● What is required:
Only the count should appear in your answer: how many lines of the data below contain the word "Name"?

Interface dataset entries:
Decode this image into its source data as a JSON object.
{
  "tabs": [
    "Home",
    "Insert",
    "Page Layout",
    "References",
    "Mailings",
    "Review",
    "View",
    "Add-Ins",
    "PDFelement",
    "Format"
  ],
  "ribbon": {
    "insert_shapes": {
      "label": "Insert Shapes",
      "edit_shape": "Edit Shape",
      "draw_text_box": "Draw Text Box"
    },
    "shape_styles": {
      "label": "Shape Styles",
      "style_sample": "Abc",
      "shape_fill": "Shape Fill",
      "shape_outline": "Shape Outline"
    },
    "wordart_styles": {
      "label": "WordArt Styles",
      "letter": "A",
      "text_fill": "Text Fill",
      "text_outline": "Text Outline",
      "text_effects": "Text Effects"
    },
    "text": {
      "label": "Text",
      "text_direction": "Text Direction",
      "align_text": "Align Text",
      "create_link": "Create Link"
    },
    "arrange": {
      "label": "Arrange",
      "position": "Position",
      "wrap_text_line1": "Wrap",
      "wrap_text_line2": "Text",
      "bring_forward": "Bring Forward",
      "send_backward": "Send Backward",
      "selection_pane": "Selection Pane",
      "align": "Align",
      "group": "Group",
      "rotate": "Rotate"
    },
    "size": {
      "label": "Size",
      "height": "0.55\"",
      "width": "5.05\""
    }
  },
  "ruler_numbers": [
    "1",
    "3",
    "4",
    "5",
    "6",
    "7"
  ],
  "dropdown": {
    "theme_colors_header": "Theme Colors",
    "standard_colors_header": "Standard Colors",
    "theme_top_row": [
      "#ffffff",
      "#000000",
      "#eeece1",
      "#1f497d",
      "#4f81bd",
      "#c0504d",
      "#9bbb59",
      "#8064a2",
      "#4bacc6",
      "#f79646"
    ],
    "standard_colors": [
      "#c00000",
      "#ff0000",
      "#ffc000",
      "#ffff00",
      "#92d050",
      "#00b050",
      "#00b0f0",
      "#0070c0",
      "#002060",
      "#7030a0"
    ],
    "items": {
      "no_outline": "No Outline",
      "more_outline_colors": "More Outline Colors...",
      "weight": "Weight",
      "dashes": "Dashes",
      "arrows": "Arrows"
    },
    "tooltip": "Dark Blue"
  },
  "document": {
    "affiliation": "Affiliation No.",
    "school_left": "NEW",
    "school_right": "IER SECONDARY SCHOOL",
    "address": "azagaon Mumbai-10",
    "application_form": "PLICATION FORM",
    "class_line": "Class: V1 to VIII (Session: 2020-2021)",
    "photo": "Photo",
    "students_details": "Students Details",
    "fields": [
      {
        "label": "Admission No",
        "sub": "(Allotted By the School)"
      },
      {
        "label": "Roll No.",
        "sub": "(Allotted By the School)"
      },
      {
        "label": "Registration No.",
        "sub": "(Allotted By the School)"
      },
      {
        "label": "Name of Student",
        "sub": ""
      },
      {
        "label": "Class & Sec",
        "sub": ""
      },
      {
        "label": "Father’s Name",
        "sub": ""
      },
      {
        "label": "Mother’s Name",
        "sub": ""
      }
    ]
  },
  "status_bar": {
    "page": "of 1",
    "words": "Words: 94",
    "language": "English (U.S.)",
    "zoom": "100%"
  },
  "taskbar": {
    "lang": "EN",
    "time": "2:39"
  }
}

● Solution below:
3